Response from Secretary of State Edward Davey to the Intergovernmental Panel on Climate Change (IPCC) Fifth Assessment Report (AR5): The Latest Assessment of Climate Science
Today, Friday 27 September, the United Nations Intergovernmental Panel on Climate Change (IPCC) has published the first of three volumes of the fifth Assessment Report - the most comprehensive assessment of the science of climate change ever undertaken.
The Secretary of State for Energy and Climate Change Edward Davey conveyed the urgency of addressing the report’s latest findings and said:
The message of this report is clear - the Earth’s climate has warmed over the last century and man-made greenhouse gases have caused much of that global warming. The gases emitted now are accumulating in the atmosphere and so the solutions must be set in motion today. The risks and costs of doing nothing today are so great, only a deeply irresponsible government would be so negligent.
Without urgent action to cut greenhouse gas emissions this warming will continue, with potentially dangerous impacts upon our societies and economy. This strengthens the case for international leaders to work for an ambitious, legally binding global agreement in 2015 to cut carbon emissions.
This report is the most authoritative , credible analysis of climate change science ever. It represents a huge amount of work by over 250 unpaid scientific experts drawn from universities and research institutes in 39 different countries around the world. We owe them our gratitude because this report makes clear what is at stake if we don’t act.
Prof David MacKay FRS, Chief Scientific Advisor to the Department of Energy and Climate Change, said:
“I’m not a climate scientist, but I often read the climate science literature and attend meetings where climate scientists discuss their work.
“The climate science community are doing excellent, open science: climate scientists are healthily critical of their own work, and well aware of the questions that have yet to be resolved.
“The climate system is astonishingly complex, and I admire the steady progress that climate scientists are making to improve our understanding of this remarkable, dynamic world in which humanity is sustained. The IPCC’s fifth assessment report has been produced by the generous work of hundreds of scientific experts drawn from universities and research institutes around the world. There is no equivalent of the IPCC in any other area of science.
“This latest report is the most authoritative and comprehensive report to date of our understanding of climate change. The scientific consensus is that the world has warmed and will warm more, owing to human activities. There is robust evidence that human greenhouse gas emissions are already changing our world; global temperatures have risen every decade for the last three decades, oceans are acidifying, rainfall patterns are changing, sea levels are rising, arctic sea ice is declining, and some extreme weather events are becoming more frequent and intense.

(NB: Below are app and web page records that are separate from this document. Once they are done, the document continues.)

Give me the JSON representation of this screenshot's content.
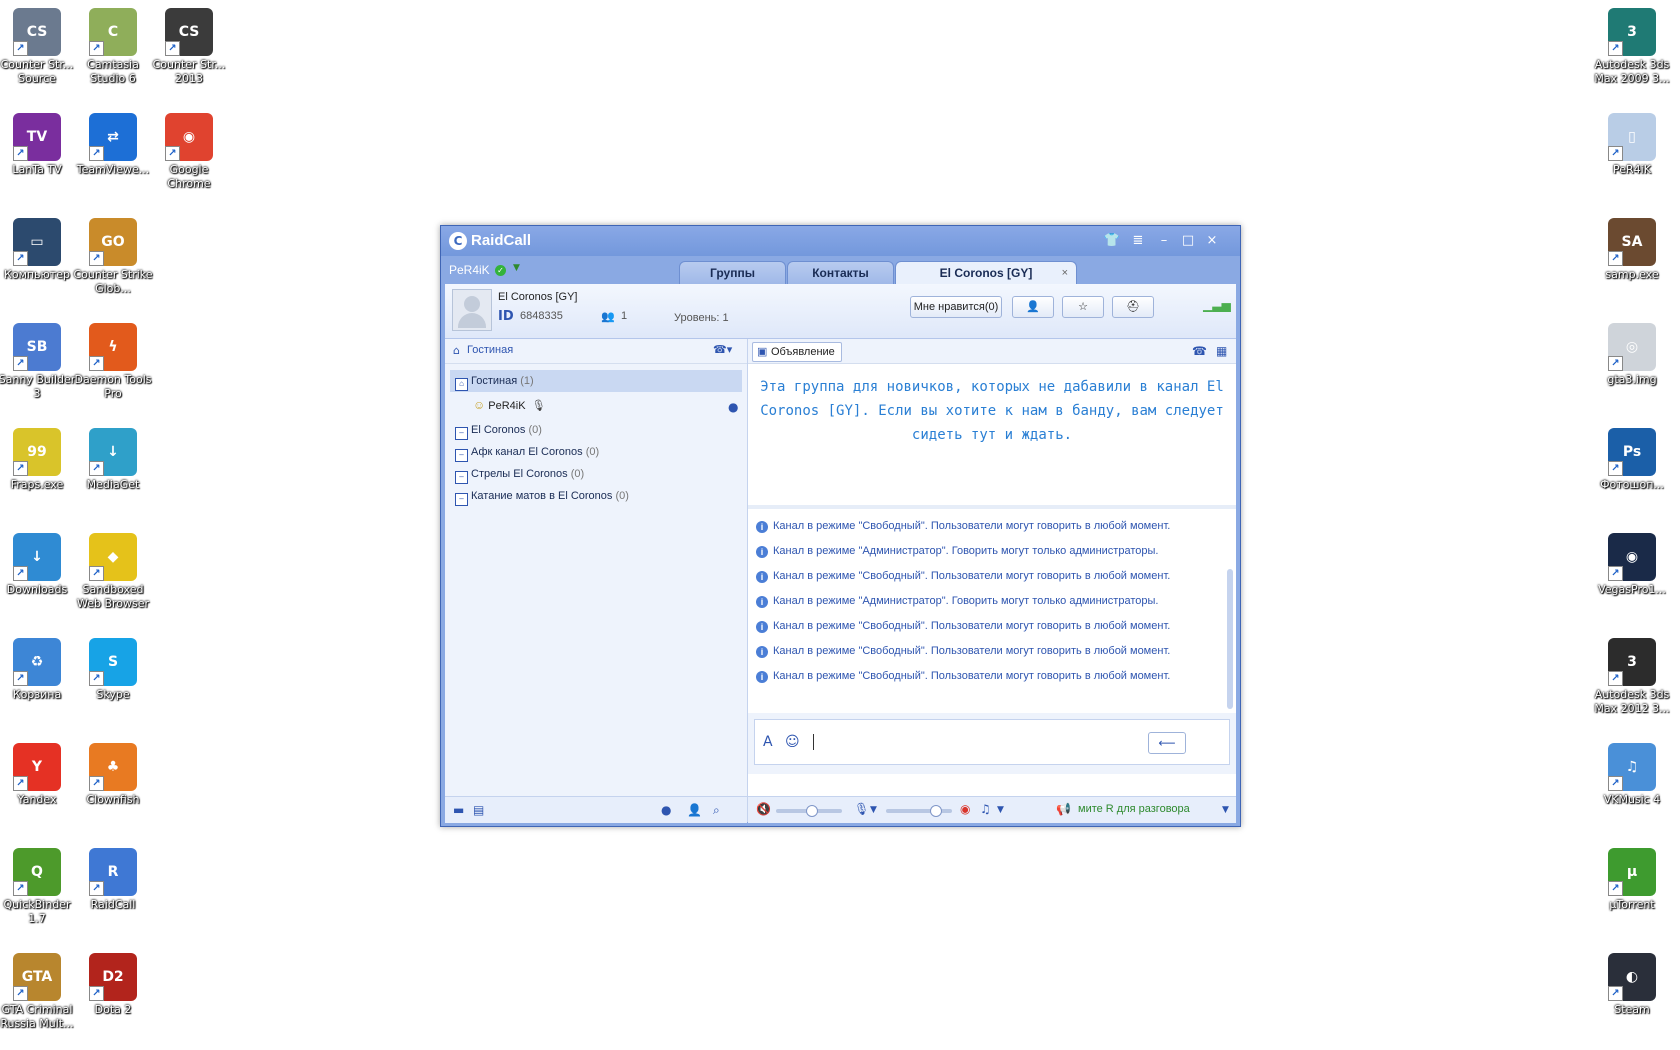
{
  "desktop": {
    "left_icons": [
      {
        "label": "Counter Str... Source",
        "icon": "counter-strike-source-icon",
        "color": "#6b7a8f",
        "glyph": "CS"
      },
      {
        "label": "Camtasia Studio 6",
        "icon": "camtasia-icon",
        "color": "#8fae5a",
        "glyph": "C"
      },
      {
        "label": "Counter Str... 2013",
        "icon": "counter-strike-2013-icon",
        "color": "#3b3b3b",
        "glyph": "CS"
      },
      {
        "label": "LanTa TV",
        "icon": "lanta-tv-icon",
        "color": "#7a2e9e",
        "glyph": "TV"
      },
      {
        "label": "TeamViewe...",
        "icon": "teamviewer-icon",
        "color": "#1d6fd6",
        "glyph": "⇄"
      },
      {
        "label": "Google Chrome",
        "icon": "chrome-icon",
        "color": "#e0432f",
        "glyph": "◉"
      },
      {
        "label": "Компьютер",
        "icon": "computer-icon",
        "color": "#2c4a6e",
        "glyph": "▭"
      },
      {
        "label": "Counter Strike Glob...",
        "icon": "cs-go-icon",
        "color": "#c98b2a",
        "glyph": "GO"
      },
      {
        "label": "Sanny Builder 3",
        "icon": "sanny-builder-icon",
        "color": "#4c7bd1",
        "glyph": "SB"
      },
      {
        "label": "Daemon Tools Pro",
        "icon": "daemon-tools-icon",
        "color": "#e25a1c",
        "glyph": "ϟ"
      },
      {
        "label": "Fraps.exe",
        "icon": "fraps-icon",
        "color": "#d9c42a",
        "glyph": "99"
      },
      {
        "label": "MediaGet",
        "icon": "mediaget-icon",
        "color": "#2fa0c9",
        "glyph": "↓"
      },
      {
        "label": "Downloads",
        "icon": "downloads-folder-icon",
        "color": "#2f8bd3",
        "glyph": "↓"
      },
      {
        "label": "Sandboxed Web Browser",
        "icon": "sandboxed-browser-icon",
        "color": "#e5c21a",
        "glyph": "◆"
      },
      {
        "label": "Корзина",
        "icon": "recycle-bin-icon",
        "color": "#3d86d6",
        "glyph": "♻"
      },
      {
        "label": "Skype",
        "icon": "skype-icon",
        "color": "#17a3e6",
        "glyph": "S"
      },
      {
        "label": "Yandex",
        "icon": "yandex-icon",
        "color": "#e53124",
        "glyph": "Y"
      },
      {
        "label": "Clownfish",
        "icon": "clownfish-icon",
        "color": "#e87a22",
        "glyph": "♣"
      },
      {
        "label": "QuickBinder 1.7",
        "icon": "quickbinder-icon",
        "color": "#4d9a2b",
        "glyph": "Q"
      },
      {
        "label": "RaidCall",
        "icon": "raidcall-icon",
        "color": "#3f78d4",
        "glyph": "R"
      },
      {
        "label": "GTA Criminal Russia Mult...",
        "icon": "gta-criminal-russia-icon",
        "color": "#b8862e",
        "glyph": "GTA"
      },
      {
        "label": "Dota 2",
        "icon": "dota2-icon",
        "color": "#b2241c",
        "glyph": "D2"
      }
    ],
    "right_icons": [
      {
        "label": "Autodesk 3ds Max 2009 3...",
        "icon": "3ds-max-2009-icon",
        "color": "#1f7a74",
        "glyph": "3"
      },
      {
        "label": "PeR4iK",
        "icon": "folder-icon",
        "color": "#b9cde6",
        "glyph": "▯"
      },
      {
        "label": "samp.exe",
        "icon": "samp-icon",
        "color": "#6b4a30",
        "glyph": "SA"
      },
      {
        "label": "gta3.img",
        "icon": "disc-image-icon",
        "color": "#cfd4da",
        "glyph": "◎"
      },
      {
        "label": "Фотошоп...",
        "icon": "photoshop-icon",
        "color": "#1b5fa8",
        "glyph": "Ps"
      },
      {
        "label": "VegasPro1...",
        "icon": "vegas-pro-icon",
        "color": "#1a2a48",
        "glyph": "◉"
      },
      {
        "label": "Autodesk 3ds Max 2012 3...",
        "icon": "3ds-max-2012-icon",
        "color": "#2c2c2c",
        "glyph": "3"
      },
      {
        "label": "VKMusic 4",
        "icon": "vkmusic-icon",
        "color": "#4a90d8",
        "glyph": "♫"
      },
      {
        "label": "µTorrent",
        "icon": "utorrent-icon",
        "color": "#3e9b2f",
        "glyph": "µ"
      },
      {
        "label": "Steam",
        "icon": "steam-icon",
        "color": "#2a2f3a",
        "glyph": "◐"
      }
    ]
  },
  "window": {
    "app_name": "RaidCall",
    "user_name": "PeR4iK",
    "tabs": [
      "Группы",
      "Контакты",
      "El Coronos [GY]"
    ],
    "tab_close": "×",
    "group": {
      "name": "El Coronos [GY]",
      "id_label": "ID",
      "id": "6848335",
      "members": "1",
      "level": "Уровень: 1",
      "like_button": "Мне нравится(0)"
    },
    "left": {
      "header": "Гостиная",
      "channels": [
        {
          "name": "Гостиная",
          "count": "(1)"
        },
        {
          "name": "El Coronos",
          "count": "(0)"
        },
        {
          "name": "Афк канал El Coronos",
          "count": "(0)"
        },
        {
          "name": "Стрелы El Coronos",
          "count": "(0)"
        },
        {
          "name": "Катание матов в El Coronos",
          "count": "(0)"
        }
      ],
      "user": "PeR4iK"
    },
    "right": {
      "announcement_button": "Объявление",
      "announcement_text": "Эта группа для новичков, которых не дабавили в канал El Coronos [GY]. Если вы хотите к нам в банду, вам следует сидеть тут и ждать.",
      "log": [
        "Канал в режиме \"Свободный\". Пользователи могут говорить в любой момент.",
        "Канал в режиме \"Администратор\". Говорить могут только администраторы.",
        "Канал в режиме \"Свободный\". Пользователи могут говорить в любой момент.",
        "Канал в режиме \"Администратор\". Говорить могут только администраторы.",
        "Канал в режиме \"Свободный\". Пользователи могут говорить в любой момент.",
        "Канал в режиме \"Свободный\". Пользователи могут говорить в любой момент.",
        "Канал в режиме \"Свободный\". Пользователи могут говорить в любой момент."
      ],
      "push_to_talk": "мите R для разговора"
    }
  }
}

“It is predicted, from simple physics, that the more humanity increases the quantities of greenhouse gases in the atmosphere, the warmer the Earth will become. The far-reaching consequences of this warming are becoming understood, although some uncertainties remain. The most significant uncertainty, however, is how much carbon humanity will choose to put into the atmosphere in the future. It is the total sum of all our carbon emissions that will determine the impacts. We need to take action now, to maximise our chances of being faced with impacts that we, and our children, can deal with.
“One important message of this new report is that, while there remains some uncertainty about the precise sensitivity of the climate to greenhouse gas emissions, the impact on climate is largely determined by the cumulative total of humanity’s carbon emissions. This means that waiting a decade or two before taking climate change action will certainly lead to greater harm than acting now.”
Note for editors:
You can read more about the IPCC report in DECC’s “key points and questions” publication.
Highlights from the AR5 Summary
- Human influence on the climate system is clear. This is evident in most regions of the globe.
- Warming in the climate system is unequivocal.
- Global surface temperature change for the end of the 21st century is projected to be likely to exceed 1.5°C relative to 1850 to 1900 in all but the lowest scenario considered, and likely to exceed 2°C for the two high scenarios
- Projections of climate change are based on a new set of four scenarios of future greenhouse gas concentrations and aerosols, spanning a wide range of possible futures. The Working Group I report assessed global and regional-scale climate change for the early, mid-, and later 21st century.
The UK is committed to reducing its emissions by 34% by 2020 and 80% by 2050, compared to the 1990 baseline. These targets are enshrined in law: the Climate Change Act (2008), and the government’s performance against them is monitored by an independent Climate Change Committee. We are progressively decarbonising our energy sector, transport and economy and have introduced incentives to reduce domestic energy consumption. The proposed Energy Bill will enable low carbon technologies to compete in the electricity market and attract investment.
Internationally, we are working towards a binding global deal to reduce emissions at the United Nations Framework Convention on Climate Change (UNFCCC) Conference of the Parties in 2015. We agreed, as part of the EU, to enter the second commitment period of the Kyoto Protocol and are pressing the EU to move to a 30% emissions reduction target by 2020 and 50% by 2030 in the context of a global comprehensive agreement on climate change. Alongside this, the UK is providing £3.87 billion through its International Climate Fund (ICF) to support developing countries, to demonstrate low carbon development, protect forests and to help the poorest countries adapt to the impacts of climate change.